WHAT NEEDS TO BE DONE:
If a line of the records holds the word "down", copy it out.

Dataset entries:

□ □ □

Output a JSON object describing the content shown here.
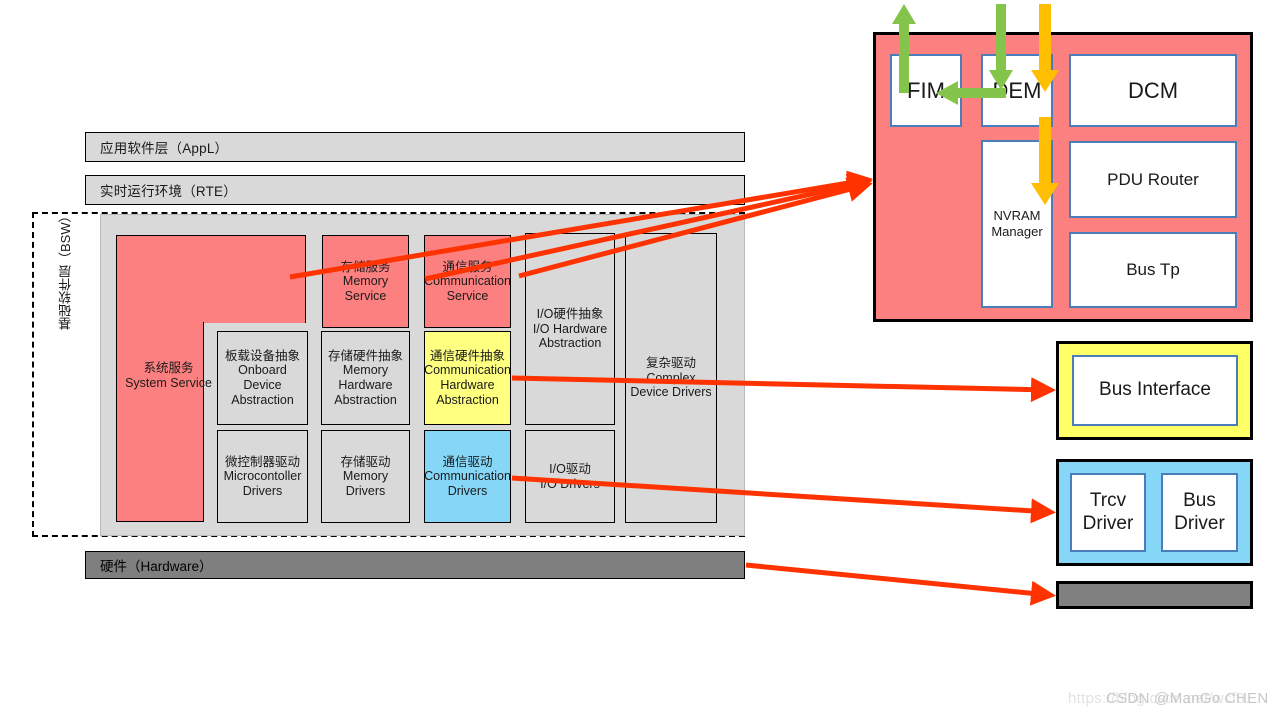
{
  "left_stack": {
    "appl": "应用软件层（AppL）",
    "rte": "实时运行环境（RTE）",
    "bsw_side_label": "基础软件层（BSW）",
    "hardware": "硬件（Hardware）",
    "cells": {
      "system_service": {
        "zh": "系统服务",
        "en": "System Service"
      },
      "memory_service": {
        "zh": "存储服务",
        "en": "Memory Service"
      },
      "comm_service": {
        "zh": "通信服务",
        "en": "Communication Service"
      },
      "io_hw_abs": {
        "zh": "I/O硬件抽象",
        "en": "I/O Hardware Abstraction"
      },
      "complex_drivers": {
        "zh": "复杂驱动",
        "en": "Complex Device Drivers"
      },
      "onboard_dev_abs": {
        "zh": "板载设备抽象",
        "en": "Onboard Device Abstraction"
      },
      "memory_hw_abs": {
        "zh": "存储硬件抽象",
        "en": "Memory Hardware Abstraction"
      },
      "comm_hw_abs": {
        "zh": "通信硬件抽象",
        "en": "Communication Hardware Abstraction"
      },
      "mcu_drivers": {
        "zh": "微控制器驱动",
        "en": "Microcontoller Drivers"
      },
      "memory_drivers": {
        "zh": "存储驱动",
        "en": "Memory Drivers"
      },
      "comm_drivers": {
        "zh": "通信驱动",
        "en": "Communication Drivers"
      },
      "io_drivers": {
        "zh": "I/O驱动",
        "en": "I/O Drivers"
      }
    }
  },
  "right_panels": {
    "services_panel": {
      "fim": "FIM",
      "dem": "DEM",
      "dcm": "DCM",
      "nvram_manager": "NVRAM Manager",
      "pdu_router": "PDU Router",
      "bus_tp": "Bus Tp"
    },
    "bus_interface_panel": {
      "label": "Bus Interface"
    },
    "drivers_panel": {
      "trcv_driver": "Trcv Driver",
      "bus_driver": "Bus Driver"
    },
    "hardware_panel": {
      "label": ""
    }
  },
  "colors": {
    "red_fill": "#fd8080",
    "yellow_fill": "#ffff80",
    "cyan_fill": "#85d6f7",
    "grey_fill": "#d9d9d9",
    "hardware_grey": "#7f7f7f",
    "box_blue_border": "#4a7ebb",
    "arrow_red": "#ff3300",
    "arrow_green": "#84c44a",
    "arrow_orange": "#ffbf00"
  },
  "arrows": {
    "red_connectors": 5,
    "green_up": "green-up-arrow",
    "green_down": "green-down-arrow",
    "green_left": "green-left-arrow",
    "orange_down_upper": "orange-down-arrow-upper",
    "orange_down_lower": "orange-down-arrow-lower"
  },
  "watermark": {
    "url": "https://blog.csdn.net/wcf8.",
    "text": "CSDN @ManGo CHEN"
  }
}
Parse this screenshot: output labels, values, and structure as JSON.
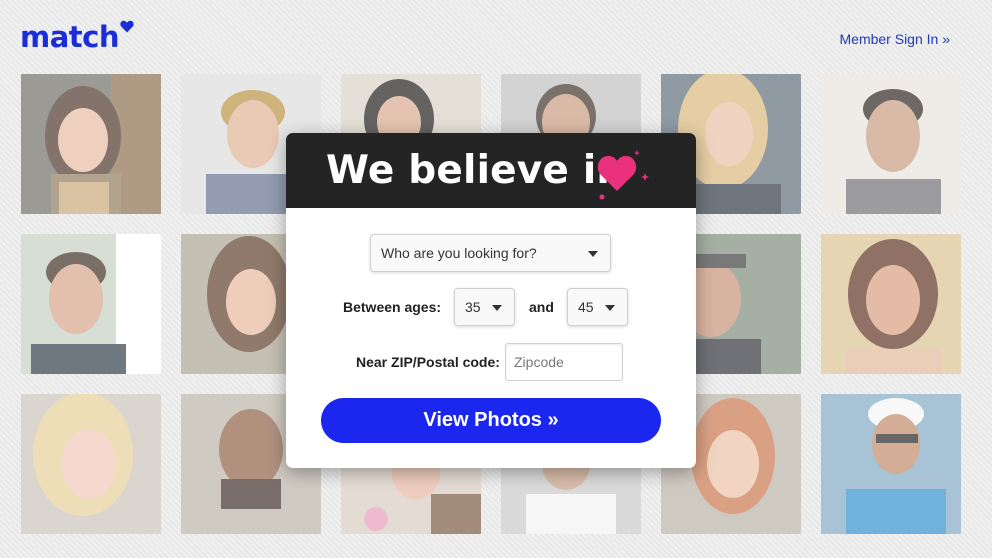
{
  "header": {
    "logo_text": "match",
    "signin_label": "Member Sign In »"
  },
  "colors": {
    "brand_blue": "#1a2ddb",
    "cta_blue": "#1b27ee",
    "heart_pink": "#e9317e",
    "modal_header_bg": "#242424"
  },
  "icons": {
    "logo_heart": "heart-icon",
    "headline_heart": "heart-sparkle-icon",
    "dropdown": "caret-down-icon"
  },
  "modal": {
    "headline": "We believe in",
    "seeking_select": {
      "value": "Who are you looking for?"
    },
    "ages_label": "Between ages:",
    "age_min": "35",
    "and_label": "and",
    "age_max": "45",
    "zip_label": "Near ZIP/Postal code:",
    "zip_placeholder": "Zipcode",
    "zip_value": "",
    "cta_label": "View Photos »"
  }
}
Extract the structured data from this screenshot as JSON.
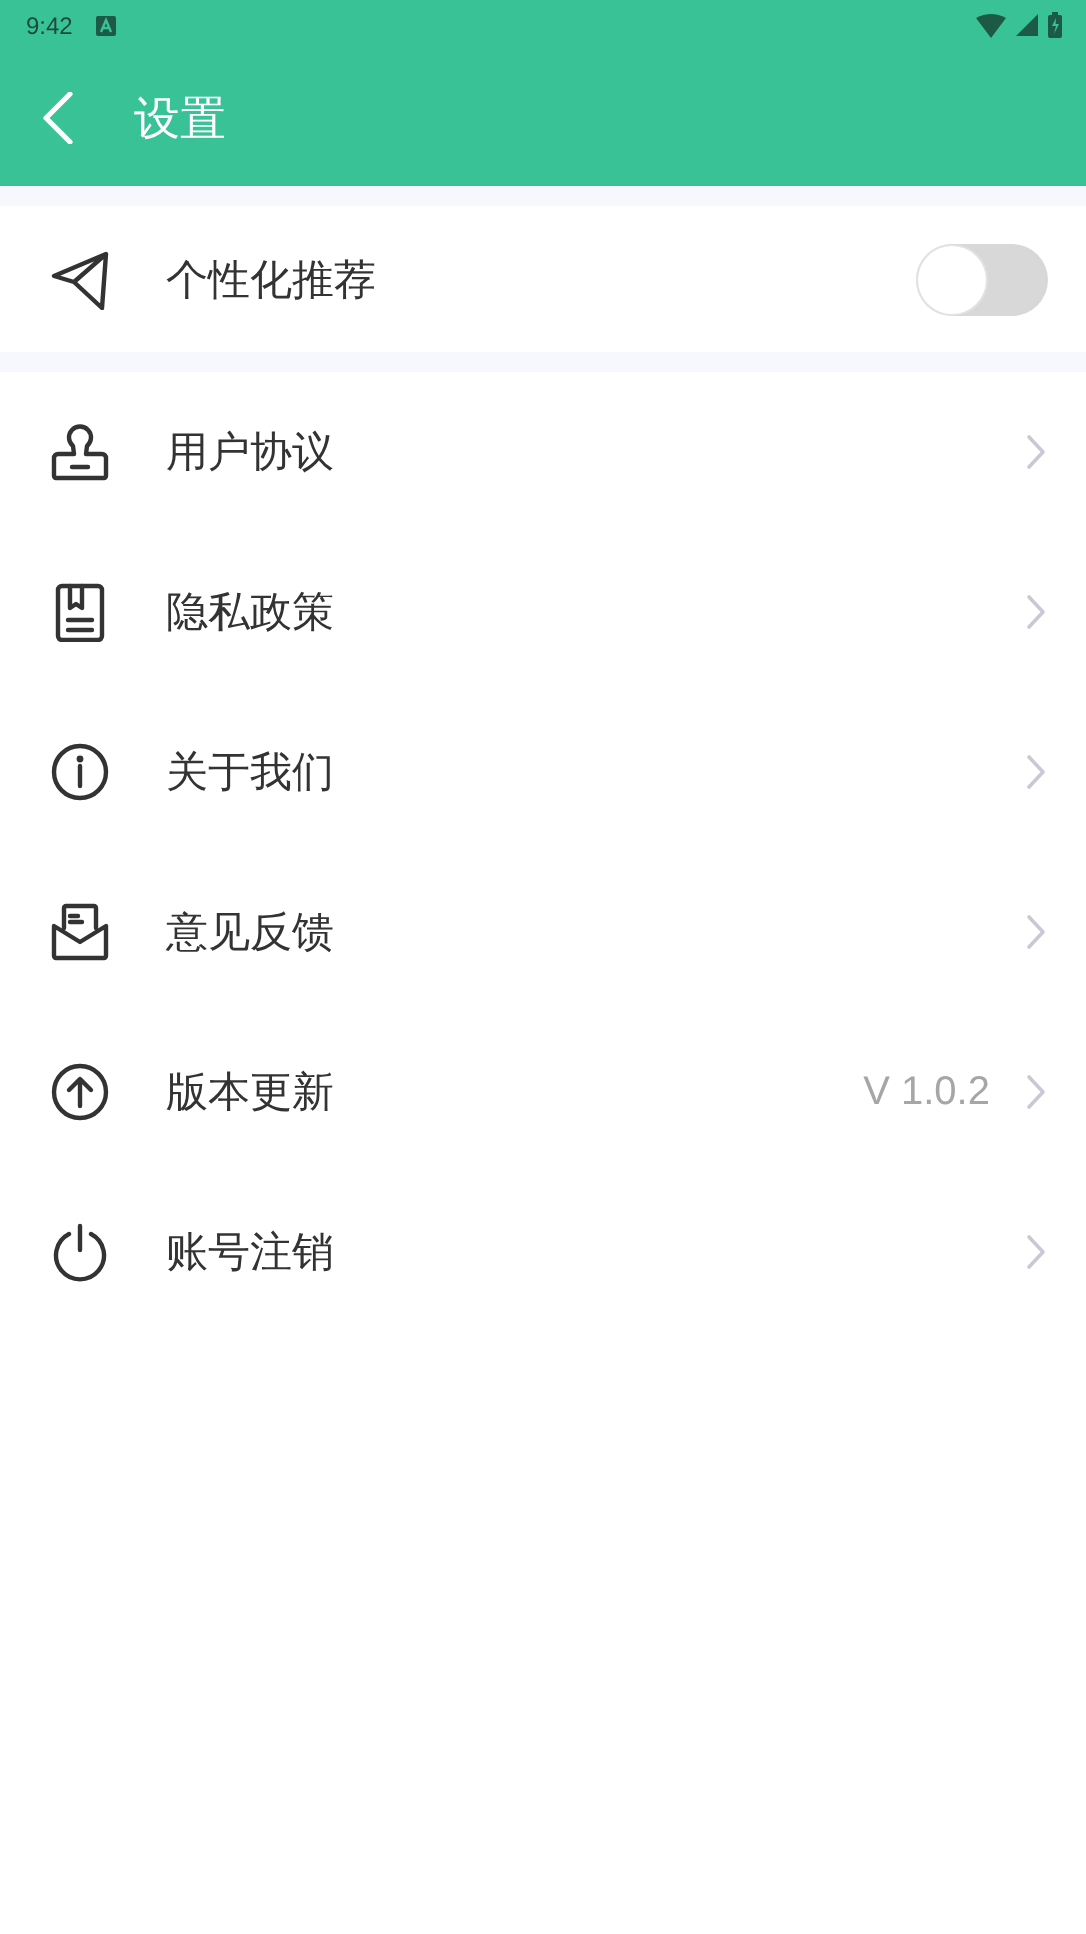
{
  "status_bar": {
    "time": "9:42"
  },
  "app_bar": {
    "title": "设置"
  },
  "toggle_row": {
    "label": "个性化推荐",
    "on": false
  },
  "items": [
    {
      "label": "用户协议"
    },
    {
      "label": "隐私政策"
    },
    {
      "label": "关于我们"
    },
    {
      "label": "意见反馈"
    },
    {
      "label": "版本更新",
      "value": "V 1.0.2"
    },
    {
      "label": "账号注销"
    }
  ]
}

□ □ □

TASK ANSWER:
    "green_down": "green-down-arrow",
    "orange_down_upper": "orange-down-arrow-upper",
    "orange_down_lower": "orange-down-arrow-lower"
    "dropdown": "caret-down-icon"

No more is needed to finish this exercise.